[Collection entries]
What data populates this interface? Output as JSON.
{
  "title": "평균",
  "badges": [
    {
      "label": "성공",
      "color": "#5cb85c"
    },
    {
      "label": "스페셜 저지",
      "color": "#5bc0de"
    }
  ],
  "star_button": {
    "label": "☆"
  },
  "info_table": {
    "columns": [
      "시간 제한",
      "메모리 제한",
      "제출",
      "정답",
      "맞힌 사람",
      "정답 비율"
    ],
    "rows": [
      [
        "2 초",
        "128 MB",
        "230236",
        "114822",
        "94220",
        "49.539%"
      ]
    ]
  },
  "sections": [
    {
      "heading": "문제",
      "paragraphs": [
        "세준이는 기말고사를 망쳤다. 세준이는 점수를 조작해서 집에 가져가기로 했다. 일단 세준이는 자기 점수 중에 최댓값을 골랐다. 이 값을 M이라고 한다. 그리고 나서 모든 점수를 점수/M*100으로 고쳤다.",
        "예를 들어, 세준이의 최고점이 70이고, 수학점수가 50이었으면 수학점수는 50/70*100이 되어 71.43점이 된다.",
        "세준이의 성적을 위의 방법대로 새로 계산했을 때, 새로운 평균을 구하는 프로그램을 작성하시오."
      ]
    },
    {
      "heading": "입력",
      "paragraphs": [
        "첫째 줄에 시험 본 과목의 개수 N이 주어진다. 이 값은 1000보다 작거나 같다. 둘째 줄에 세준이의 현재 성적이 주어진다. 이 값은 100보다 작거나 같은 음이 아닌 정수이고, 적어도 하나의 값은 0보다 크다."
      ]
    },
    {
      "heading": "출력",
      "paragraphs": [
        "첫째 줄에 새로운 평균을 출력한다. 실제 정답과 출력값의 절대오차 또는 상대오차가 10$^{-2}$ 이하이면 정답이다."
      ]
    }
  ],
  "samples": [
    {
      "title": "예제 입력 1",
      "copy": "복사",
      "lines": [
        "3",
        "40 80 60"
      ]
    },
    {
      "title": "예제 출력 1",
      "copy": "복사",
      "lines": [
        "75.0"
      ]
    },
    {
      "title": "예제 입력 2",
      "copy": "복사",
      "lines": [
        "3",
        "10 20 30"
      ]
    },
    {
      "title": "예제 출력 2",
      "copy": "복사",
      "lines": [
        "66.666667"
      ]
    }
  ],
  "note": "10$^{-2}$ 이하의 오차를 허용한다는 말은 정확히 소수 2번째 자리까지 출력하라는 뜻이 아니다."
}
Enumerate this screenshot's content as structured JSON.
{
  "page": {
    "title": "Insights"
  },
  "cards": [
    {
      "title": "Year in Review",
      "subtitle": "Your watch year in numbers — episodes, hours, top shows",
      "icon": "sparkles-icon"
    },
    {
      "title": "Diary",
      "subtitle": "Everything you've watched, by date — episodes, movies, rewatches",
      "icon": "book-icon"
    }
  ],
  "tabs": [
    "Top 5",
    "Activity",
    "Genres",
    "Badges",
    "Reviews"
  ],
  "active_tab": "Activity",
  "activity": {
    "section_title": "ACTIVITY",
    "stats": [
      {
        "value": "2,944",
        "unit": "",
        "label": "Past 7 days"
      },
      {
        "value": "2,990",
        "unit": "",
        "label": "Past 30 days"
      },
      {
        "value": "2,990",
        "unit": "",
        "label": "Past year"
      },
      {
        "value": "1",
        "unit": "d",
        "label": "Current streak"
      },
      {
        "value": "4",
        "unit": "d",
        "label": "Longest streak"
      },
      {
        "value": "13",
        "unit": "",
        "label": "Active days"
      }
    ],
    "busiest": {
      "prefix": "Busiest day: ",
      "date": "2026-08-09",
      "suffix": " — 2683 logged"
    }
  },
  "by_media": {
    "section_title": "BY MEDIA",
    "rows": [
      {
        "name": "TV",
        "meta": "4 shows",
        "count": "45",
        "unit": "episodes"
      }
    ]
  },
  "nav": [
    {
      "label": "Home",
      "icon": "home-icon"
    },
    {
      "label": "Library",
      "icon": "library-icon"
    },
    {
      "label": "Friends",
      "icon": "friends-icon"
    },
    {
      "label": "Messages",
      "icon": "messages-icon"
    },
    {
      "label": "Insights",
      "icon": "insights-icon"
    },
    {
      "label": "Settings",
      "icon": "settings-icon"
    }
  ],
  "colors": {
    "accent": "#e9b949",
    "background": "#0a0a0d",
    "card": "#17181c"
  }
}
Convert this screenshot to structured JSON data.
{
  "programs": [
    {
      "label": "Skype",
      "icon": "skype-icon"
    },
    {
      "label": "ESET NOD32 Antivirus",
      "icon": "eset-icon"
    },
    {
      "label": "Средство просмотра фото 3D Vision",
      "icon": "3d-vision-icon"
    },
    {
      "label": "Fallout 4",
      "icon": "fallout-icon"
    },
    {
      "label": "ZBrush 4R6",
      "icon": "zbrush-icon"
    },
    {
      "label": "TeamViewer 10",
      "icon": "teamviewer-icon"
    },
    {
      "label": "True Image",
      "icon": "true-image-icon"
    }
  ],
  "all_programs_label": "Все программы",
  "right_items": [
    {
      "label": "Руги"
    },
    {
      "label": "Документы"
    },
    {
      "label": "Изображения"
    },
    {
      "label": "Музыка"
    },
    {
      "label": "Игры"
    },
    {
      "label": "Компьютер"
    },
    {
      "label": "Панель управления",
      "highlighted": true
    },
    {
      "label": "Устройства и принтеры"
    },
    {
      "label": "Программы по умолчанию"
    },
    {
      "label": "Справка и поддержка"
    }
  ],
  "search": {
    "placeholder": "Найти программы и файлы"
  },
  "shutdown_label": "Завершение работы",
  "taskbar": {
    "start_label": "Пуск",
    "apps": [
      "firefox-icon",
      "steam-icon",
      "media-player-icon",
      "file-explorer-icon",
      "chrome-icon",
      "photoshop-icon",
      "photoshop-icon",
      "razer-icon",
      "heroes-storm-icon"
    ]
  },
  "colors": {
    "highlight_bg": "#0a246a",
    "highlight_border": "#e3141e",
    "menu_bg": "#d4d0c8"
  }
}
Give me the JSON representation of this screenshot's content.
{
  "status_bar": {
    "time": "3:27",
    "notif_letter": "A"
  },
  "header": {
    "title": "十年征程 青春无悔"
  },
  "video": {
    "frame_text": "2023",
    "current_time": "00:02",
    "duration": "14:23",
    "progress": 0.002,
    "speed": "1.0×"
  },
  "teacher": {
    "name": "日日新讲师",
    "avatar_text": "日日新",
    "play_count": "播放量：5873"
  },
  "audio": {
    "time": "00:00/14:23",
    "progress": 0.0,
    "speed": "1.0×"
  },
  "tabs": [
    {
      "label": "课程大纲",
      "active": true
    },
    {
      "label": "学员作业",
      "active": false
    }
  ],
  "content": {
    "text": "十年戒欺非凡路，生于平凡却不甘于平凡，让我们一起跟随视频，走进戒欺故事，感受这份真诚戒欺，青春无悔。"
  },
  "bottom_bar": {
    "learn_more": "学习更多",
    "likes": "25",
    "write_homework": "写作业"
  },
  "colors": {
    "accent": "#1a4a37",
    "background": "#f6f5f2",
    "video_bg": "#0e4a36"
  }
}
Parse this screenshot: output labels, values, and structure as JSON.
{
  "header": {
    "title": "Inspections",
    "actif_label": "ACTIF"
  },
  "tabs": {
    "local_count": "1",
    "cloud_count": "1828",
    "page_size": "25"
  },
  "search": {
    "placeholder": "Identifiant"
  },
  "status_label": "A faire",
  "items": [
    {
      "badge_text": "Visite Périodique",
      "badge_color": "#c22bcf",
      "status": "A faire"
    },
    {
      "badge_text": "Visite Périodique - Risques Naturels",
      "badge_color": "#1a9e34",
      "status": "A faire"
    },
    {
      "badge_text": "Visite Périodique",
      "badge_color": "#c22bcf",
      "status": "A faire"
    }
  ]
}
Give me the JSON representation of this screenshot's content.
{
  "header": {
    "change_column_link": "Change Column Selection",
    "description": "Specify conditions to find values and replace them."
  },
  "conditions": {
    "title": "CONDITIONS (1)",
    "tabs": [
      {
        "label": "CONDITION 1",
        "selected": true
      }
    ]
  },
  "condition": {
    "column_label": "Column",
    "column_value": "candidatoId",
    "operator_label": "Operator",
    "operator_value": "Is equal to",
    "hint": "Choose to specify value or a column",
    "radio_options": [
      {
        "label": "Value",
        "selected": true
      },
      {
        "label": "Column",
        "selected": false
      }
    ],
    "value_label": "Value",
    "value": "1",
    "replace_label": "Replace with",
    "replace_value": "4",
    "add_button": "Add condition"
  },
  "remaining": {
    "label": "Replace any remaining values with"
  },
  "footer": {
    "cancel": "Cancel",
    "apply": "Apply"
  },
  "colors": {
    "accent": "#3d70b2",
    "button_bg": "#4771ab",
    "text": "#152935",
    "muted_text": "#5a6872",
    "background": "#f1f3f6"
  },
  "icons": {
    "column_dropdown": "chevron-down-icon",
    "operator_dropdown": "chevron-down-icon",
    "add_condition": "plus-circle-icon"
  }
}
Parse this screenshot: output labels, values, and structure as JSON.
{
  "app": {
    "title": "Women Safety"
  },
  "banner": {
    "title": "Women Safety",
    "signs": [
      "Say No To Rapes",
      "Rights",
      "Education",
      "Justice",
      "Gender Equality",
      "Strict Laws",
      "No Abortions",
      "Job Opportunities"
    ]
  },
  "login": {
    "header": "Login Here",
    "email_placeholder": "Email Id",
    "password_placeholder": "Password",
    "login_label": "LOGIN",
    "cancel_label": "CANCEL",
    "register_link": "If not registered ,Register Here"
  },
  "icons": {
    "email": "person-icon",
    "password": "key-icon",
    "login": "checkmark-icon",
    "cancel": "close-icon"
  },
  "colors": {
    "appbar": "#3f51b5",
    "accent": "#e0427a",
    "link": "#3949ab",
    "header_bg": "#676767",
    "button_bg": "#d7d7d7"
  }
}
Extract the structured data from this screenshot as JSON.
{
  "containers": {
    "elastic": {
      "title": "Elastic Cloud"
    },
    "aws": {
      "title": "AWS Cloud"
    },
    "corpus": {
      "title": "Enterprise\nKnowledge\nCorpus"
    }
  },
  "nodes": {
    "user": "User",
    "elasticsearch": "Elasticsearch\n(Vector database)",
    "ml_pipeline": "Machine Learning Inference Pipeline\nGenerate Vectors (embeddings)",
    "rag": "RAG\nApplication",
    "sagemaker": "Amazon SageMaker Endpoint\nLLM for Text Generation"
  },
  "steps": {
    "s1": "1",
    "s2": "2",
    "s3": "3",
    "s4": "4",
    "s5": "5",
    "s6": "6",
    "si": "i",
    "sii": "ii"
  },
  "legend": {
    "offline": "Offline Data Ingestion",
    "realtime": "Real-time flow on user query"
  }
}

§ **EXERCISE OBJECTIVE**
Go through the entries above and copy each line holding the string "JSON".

§ **EXERCISE SOLUTION**
What data populates this interface? Output as JSON.
Enumerate this screenshot's content as structured JSON.
Convert this screenshot to structured JSON data.
Give me the JSON representation of this screenshot's content.
Parse this screenshot: output labels, values, and structure as JSON.
Give me the JSON representation of this screenshot's content.
Parse this screenshot: output labels, values, and structure as JSON.
Extract the structured data from this screenshot as JSON.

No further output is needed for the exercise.